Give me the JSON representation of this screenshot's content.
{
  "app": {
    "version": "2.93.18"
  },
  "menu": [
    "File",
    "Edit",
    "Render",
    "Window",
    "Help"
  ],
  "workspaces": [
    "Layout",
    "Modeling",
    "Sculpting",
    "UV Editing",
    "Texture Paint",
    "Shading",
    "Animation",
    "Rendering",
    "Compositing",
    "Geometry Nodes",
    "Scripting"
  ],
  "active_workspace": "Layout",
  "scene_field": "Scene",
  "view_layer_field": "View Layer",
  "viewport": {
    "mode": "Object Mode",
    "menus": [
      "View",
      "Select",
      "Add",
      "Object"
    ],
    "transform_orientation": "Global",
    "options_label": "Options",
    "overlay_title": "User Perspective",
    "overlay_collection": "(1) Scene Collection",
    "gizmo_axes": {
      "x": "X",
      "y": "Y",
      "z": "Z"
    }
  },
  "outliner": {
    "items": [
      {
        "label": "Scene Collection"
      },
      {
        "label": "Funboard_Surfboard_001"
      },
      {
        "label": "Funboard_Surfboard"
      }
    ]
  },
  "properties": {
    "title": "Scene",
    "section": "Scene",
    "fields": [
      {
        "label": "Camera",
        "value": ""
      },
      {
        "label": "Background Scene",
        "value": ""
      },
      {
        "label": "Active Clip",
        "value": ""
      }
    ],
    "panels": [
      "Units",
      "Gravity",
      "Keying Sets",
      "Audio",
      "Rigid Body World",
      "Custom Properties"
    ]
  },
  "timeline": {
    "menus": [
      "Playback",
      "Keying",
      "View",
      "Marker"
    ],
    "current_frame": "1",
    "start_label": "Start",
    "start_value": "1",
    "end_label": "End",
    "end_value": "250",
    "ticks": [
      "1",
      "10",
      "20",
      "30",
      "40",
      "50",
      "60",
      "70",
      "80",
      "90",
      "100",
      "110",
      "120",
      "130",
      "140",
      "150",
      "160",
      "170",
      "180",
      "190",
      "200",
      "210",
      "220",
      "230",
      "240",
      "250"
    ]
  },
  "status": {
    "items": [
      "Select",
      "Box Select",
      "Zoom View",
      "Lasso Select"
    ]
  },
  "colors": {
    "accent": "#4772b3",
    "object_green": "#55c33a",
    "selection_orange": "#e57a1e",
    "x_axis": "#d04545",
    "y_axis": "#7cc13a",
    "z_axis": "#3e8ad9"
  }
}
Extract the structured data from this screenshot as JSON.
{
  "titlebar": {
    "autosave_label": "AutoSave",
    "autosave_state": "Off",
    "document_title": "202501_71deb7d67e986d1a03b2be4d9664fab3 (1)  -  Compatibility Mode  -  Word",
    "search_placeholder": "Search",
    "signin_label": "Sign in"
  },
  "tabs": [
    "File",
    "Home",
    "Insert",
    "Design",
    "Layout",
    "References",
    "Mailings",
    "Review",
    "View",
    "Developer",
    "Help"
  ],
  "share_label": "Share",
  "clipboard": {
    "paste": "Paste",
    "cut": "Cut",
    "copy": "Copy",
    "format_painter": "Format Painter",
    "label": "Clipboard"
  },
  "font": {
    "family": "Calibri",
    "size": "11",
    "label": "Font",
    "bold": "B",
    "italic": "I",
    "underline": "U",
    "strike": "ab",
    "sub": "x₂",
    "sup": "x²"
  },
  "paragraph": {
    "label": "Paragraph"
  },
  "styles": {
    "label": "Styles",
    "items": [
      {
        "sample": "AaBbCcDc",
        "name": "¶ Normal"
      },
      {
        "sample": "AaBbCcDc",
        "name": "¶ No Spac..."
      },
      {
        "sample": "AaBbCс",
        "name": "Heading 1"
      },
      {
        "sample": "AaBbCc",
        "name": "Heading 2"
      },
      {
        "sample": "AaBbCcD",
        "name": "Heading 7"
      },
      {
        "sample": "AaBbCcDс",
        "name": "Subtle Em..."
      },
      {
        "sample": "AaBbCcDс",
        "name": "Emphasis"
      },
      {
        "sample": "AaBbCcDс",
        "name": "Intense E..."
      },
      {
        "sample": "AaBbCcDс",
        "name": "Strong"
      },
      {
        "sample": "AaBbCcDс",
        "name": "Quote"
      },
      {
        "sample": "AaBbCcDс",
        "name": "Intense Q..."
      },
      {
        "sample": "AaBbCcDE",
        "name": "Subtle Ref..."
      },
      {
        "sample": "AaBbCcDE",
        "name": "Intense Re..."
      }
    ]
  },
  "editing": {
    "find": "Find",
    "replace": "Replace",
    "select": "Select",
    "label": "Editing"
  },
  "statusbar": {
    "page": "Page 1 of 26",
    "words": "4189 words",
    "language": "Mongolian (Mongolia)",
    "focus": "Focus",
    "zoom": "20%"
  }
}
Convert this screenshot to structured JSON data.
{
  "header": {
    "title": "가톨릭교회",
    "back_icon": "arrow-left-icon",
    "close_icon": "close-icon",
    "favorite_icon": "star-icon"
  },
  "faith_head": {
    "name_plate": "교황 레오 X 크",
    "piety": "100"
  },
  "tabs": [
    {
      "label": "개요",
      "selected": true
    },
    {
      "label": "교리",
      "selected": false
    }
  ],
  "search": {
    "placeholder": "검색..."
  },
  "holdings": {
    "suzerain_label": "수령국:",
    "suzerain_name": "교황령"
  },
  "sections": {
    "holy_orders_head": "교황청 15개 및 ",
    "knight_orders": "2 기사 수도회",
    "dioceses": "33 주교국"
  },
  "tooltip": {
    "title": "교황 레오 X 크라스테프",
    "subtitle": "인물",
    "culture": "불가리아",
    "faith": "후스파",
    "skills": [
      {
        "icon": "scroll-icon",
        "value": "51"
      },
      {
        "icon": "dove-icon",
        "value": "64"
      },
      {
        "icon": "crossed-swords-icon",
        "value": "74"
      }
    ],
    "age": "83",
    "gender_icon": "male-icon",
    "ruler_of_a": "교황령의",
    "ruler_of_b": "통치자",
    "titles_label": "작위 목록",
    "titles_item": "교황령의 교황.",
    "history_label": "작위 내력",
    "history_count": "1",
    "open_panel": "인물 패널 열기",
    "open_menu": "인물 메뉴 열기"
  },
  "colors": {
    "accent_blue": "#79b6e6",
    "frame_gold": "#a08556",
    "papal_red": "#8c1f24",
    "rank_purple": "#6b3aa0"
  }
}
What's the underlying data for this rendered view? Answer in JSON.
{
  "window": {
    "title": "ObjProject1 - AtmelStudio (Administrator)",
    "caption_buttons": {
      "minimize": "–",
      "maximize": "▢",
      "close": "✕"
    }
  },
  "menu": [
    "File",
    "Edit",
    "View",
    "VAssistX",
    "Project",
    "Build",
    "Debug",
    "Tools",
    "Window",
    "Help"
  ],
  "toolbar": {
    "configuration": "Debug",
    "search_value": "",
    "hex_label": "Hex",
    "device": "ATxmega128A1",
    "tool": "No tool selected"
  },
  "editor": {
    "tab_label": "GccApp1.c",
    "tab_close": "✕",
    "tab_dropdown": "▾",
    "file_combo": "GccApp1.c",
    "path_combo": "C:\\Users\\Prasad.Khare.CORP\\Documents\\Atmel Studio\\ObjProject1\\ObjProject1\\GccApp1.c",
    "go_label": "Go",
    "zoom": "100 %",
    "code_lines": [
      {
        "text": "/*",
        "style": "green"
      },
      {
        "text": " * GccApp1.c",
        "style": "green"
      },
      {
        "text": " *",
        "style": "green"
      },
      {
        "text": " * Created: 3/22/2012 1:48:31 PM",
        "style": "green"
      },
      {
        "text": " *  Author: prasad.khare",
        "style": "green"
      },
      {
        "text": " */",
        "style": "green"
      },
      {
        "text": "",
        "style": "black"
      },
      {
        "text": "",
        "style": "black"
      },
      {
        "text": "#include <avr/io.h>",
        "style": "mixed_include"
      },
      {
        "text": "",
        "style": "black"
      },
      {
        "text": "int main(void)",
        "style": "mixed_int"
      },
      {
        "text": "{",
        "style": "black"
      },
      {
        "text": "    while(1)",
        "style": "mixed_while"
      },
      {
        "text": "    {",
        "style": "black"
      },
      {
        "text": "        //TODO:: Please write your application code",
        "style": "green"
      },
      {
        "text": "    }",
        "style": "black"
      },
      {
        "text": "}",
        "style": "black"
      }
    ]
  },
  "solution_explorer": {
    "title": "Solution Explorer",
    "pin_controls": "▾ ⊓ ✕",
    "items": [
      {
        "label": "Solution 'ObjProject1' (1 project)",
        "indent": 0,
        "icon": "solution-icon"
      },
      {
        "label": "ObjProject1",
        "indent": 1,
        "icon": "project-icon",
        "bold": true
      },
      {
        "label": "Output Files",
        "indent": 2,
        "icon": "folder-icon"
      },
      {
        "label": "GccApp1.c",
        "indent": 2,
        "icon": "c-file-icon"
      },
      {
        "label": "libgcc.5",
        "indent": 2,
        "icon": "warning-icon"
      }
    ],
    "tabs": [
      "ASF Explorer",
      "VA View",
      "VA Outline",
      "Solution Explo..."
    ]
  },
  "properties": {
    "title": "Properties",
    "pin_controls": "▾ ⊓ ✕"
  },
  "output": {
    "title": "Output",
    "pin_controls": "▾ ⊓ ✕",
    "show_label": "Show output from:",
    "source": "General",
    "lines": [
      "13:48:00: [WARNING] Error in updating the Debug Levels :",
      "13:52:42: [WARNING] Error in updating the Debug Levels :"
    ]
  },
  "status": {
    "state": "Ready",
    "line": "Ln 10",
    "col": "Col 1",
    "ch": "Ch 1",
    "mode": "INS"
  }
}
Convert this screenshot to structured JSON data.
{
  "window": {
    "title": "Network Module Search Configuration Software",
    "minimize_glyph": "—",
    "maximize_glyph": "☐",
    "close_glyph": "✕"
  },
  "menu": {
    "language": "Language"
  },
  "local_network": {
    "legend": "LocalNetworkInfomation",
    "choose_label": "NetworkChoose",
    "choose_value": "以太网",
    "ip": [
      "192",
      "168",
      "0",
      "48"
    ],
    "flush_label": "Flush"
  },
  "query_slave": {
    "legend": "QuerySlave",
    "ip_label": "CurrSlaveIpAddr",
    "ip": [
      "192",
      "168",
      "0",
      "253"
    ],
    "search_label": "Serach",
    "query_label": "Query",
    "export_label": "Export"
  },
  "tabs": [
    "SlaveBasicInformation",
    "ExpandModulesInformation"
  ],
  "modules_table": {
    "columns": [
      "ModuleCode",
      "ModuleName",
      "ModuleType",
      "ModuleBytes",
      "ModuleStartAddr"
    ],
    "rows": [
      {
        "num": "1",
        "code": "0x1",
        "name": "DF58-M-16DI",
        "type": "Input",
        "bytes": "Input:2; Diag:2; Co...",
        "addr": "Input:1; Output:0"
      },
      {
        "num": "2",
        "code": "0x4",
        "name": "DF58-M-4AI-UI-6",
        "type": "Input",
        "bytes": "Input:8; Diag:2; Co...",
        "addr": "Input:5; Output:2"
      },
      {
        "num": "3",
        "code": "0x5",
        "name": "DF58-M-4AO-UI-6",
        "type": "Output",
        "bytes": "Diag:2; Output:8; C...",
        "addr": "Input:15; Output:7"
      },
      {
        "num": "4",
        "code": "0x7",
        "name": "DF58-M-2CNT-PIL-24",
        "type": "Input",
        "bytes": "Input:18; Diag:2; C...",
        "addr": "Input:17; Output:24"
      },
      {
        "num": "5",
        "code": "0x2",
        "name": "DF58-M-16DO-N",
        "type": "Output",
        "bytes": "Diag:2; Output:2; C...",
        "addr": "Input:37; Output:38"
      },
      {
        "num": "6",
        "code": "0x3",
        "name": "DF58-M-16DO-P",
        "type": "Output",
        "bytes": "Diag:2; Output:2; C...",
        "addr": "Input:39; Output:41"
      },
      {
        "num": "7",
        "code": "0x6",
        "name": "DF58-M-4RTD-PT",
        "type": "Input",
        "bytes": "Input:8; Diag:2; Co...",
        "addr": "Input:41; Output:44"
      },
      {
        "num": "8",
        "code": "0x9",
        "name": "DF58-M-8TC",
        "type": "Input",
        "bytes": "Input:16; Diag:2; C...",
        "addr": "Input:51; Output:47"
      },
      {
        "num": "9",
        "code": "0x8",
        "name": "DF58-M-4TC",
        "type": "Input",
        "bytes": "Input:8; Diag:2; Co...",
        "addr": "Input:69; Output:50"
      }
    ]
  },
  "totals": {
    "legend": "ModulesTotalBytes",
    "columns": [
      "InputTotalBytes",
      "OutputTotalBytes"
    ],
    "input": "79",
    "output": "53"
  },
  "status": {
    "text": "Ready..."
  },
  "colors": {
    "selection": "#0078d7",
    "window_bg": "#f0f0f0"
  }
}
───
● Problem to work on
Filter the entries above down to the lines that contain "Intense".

● Exercise output
        "name": "Intense E..."
        "name": "Intense Q..."
        "name": "Intense Re..."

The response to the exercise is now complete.